Christians ought to be able to think about these sorts of moments differently than others. In the afterword of his fascinating new book, The Year of Our Lord 1943, Alan Jacobs introduces the reader to one of my favorite Christian thinkers, Jaques Ellul. In the years immediately following World War II, Ellul, a Frenchman who spent the war years aiding the resistance and giving shelter to Jewish refugees, wonders about the role of Christians in rebuilding war-ravaged communities and countries. Jacobs’ book is all about the rise and eventual preeminence of a cultural mindset that elevated technology – the machine, science, etc. The old Christian humanism championed by C.S. Lewis, T. S Eliot, and the others Jacobs’ chooses to highlight would fade in the gleam of powerful technologies. Ellul understood the inevitability of technology’s ubiquity – and the human instinct to worship the glittering, gleaming machines – and still wondered what a distinct Christian response would be.

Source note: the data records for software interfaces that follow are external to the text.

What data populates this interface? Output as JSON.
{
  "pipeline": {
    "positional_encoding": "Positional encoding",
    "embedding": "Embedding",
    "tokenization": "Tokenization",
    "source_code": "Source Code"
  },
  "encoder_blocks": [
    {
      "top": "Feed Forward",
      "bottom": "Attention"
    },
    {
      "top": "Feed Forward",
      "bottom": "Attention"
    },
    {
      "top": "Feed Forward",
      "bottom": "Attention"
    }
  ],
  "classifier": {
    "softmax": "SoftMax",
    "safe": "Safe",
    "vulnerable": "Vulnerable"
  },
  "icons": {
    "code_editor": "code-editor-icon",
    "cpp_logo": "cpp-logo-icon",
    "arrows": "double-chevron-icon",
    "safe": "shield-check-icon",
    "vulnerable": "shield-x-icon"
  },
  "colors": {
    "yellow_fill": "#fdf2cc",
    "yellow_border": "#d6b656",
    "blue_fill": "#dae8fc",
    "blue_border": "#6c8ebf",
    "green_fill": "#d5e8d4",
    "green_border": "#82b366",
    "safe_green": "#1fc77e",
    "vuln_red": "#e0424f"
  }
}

His answer, as he thought about Hitler’s rise, was that the unique thing Christians should have done – as Christians – was to pray. “But Christians,” writes Jacobs, “while they certainly did pray, failed to give prayer the priority and centrality they were required to give it. Had they done, then ‘perhaps the result would not have been this horrifying triumph of the Hitlerian spirit that we now see throughout the world.'”

And this brings me back to Berry and his observation about the emergence of Donald Trump. While Christians ought to think about how best to mitigate the damage inflicted by the presidential administration, we must do so from a very particular starting point. Voting and organizing are activities in which Christians ought to participate, but we will also remember that there is nothing inherently Christian about these things. Prayer, on the other hand, as a posture of submission and allegiance to Jesus Christ is something only available to those who confess Jesus as Lord. Our confession will lead to the kind of sober-minded assessments exemplified by Berry – we’re all responsible for this president – as well as for creative and humanizing responses that will remain invisible or irrelevant to our fellow citizens.